Edited by Arcadia
autocorrect
  • Like 3
Link to comment
Share on other sites

2 hours ago, Not_a_Number said:

The point is that you want to collect money BEFORE bad stuff happens instead of dealing with it via assessment. If you deal with it via assessment, then you need to get everyone to agree. If you have money in the bank, then you do not and you deal with problems when they start, decreasing costs. 

Yup. That is exactly what I have been saying upthread. Our Body Corp fees include 5K per year for the long term maintenance fund which is a 30 year plan. Their 83K per apartment in one year is because they had not been putting 5K in per year per apartment like we do, and also because the costs skyrocketed as they delayed because the money was not in the bank already. 

Edited by lewelma
  • Like 6
Link to comment
Share on other sites

@Lanny further complications, impending tropical storm Elsa

https://www.local10.com/news/local/2021/07/01/mdfr-chief-explains-why-search-operation-in-surfside-came-to-a-halt/

“Miami-Dade Fire Rescue Chief Alan Cominsky told reporters Thursday morning there were additional concerns for building stability. The concrete slabs of the southern part of the 12-story building that didn’t collapse were moving.
Comisky said there was also up to a foot of movement in a large hanging column. The shifts threatened support columns in the underground parking garage. The more than 300 people who have been working on the operation were at risk.

The work with heavy equipment also came to a halt. A team of structural engineers was assessing the situation to make recommendations. And with Tropical Storm Elena approaching the Caribbean and potentially affecting Florida, the safety plans in Surfside were quickly changing.“

Edited by Arcadia
  • Like 1
  • Sad 2
Link to comment
Share on other sites

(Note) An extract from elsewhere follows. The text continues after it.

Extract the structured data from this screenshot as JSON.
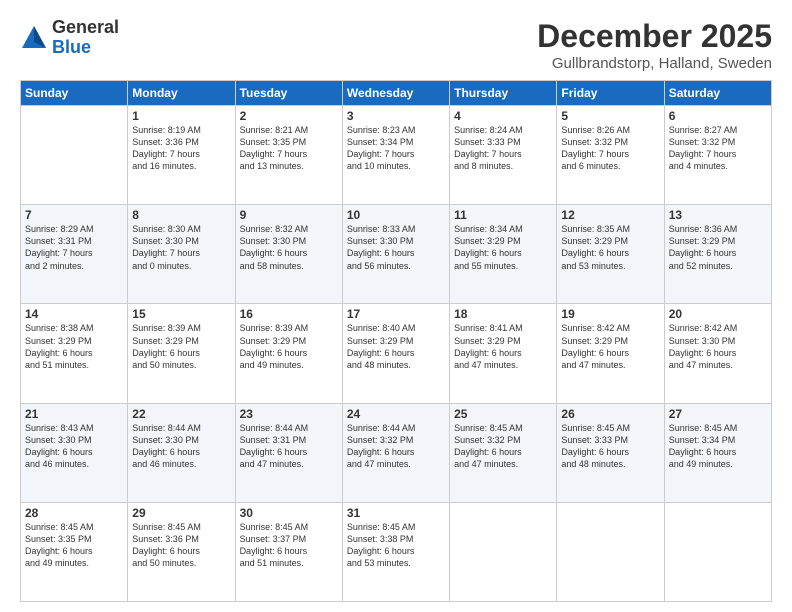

It would probably be a good idea at this point to quit the search and recovery (it has been 7 days), and do a controlled demolition of the remaining part of the building so it falls well. If there are people still doing search/ recovery, there is definitely risk that they will be buried when the building falls at an unknown time. 

  • Like 7
Link to comment
Share on other sites

  • Arcadia changed the title to News: 8 people unaccounted for, 97 fatalities after a building partially collapsed in Surfside, Florida (Update on NIST’s Investigation)

Join the conversation

You can post now and register later. If you have an account, sign in now to post with your account.

Guest
Reply to this topic...

×   Pasted as rich text.   Paste as plain text instead

  Only 75 emoji are allowed.

×   Your link has been automatically embedded.   Display as a link instead

×   Your previous content has been restored.   Clear editor

×   You cannot paste images directly. Upload or insert images from URL.

 Share

×
×
  • Create New...